A new report by Blick has found that only a fraction of speeding fines issued in Geneva last year to drivers registered overseas have actually been paid. Swiss police blamed a lack of cooperation between international police forces for the high deviancy rate.
Over 10.000 driving fines issued in Geneva to non-Swiss cars
According to Blick, in 2021, over 10.000 driving fines were issued in Geneva to drivers who had vehicles registered outside Switzerland and neighbouring countries. Of the fines issued, only 3,3 percent (around 330 fines) were actually paid.
The issue is not an uncommon occurrence in other Swiss cantons too, with authorities from Nidwalden telling the Luzerner Zeitung that 70 percent of fines issued in the canton to cars registered overseas remain unpaid.
Swiss police struggle to issue fines overseas
According to the head of the Nidwalden traffic police, Marco Niederberger, if a non-Swiss car is caught speeding in Switzerland, the emergency services work with their counterparts in the country where the vehicle is registered. While this “works well with Germany, Austria or Lichtenstein,” he explained that the further away the country is from Switzerland, the harder it is to successfully issue the fine.
Speaking to Blick, police in Canton Bern said that while it cannot give recent data, "On a long-term average, around 58 percent of the fines were paid in connection to vehicles with foreign license plates." The newspaper also calculated that only 55 percent of fines issued to non-Swiss cars in Canton Zurich were paid.
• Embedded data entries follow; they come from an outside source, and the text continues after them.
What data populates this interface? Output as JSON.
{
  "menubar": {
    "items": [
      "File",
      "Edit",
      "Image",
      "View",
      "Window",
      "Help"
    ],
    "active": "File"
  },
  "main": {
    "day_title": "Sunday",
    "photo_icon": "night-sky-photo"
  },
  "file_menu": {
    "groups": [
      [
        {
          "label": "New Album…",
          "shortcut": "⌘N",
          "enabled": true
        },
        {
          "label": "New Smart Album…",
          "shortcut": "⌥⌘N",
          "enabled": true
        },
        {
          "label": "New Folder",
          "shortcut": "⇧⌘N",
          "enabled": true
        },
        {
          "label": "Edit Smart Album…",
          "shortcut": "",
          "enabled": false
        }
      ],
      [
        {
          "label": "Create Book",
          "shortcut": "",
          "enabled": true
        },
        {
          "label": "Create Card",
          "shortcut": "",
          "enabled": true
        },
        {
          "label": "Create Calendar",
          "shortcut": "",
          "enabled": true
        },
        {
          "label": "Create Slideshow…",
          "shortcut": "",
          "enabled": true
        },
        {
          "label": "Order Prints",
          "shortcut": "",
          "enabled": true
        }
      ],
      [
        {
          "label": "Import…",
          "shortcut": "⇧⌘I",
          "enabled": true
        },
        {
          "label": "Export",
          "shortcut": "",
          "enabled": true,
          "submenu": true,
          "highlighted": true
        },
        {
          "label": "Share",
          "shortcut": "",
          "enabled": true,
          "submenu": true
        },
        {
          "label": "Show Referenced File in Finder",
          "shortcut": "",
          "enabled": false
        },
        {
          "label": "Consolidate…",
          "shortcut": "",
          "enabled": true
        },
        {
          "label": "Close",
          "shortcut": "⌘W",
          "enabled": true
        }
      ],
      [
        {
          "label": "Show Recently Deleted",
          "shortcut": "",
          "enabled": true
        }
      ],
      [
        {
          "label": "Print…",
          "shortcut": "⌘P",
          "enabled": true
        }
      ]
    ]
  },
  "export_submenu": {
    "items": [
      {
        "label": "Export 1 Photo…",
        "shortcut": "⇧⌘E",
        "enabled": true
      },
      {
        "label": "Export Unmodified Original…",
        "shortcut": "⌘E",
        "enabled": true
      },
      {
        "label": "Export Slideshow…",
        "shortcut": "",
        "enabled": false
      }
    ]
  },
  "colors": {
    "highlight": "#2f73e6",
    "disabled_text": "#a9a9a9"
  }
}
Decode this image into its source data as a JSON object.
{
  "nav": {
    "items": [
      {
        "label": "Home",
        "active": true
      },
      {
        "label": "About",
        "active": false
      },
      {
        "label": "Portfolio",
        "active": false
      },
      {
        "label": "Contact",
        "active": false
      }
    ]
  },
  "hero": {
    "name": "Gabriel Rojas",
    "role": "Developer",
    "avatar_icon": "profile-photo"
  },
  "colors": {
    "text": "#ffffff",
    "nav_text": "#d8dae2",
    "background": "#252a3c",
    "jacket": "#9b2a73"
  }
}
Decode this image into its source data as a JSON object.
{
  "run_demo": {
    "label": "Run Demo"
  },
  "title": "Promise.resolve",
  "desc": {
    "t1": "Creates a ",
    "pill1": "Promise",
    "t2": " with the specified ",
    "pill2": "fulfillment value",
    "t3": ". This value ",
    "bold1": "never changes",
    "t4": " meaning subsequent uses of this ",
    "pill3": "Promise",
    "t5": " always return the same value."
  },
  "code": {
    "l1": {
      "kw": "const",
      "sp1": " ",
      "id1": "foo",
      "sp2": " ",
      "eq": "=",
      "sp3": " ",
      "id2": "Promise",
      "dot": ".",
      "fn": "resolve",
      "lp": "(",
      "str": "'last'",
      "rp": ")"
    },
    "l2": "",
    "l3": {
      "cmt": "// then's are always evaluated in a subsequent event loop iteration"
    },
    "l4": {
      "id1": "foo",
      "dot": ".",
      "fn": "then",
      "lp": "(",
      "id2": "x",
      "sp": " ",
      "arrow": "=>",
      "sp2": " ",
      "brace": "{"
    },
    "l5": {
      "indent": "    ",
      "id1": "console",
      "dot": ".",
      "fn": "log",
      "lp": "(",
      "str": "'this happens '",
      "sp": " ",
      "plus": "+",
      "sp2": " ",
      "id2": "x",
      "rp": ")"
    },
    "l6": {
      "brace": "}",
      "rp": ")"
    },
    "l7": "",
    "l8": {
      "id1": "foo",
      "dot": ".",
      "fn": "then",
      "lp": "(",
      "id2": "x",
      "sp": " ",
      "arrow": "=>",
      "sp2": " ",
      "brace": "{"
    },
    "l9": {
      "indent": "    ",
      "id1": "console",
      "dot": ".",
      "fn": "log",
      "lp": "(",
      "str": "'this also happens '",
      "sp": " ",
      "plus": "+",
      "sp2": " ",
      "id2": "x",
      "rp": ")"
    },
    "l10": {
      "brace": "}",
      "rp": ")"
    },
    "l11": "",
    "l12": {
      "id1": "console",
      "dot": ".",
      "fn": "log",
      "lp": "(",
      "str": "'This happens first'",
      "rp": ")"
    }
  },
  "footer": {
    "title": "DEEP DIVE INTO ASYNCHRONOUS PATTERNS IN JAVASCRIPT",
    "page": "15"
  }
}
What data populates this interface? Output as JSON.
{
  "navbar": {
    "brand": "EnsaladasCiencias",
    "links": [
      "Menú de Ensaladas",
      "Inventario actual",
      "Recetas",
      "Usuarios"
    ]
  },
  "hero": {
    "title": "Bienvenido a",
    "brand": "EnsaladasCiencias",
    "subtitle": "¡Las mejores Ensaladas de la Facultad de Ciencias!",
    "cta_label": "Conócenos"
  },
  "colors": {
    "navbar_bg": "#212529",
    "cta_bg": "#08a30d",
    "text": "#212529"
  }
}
Swiss police call for more cooperation in issuing fines
“The lack of data exchange with some countries prevents criminal prosecution and leads to non-payment of the fines. We are absolutely dependent on the owner and driver data from other countries, so that accused persons can be subjected to criminal prosecution,” noted spokesperson for Schaffhausen police, Katarina Carnevale.
To solve the problem, Carnevale told Blick that authorities need to issue fines more directly, as in the police’s experience, “If the accused receive a penalty order from the public prosecutor's office... the fines that have not been paid are often paid as soon as possible.” “ There are very few who do not react to a criminal order from the public prosecutor's office," she concluded.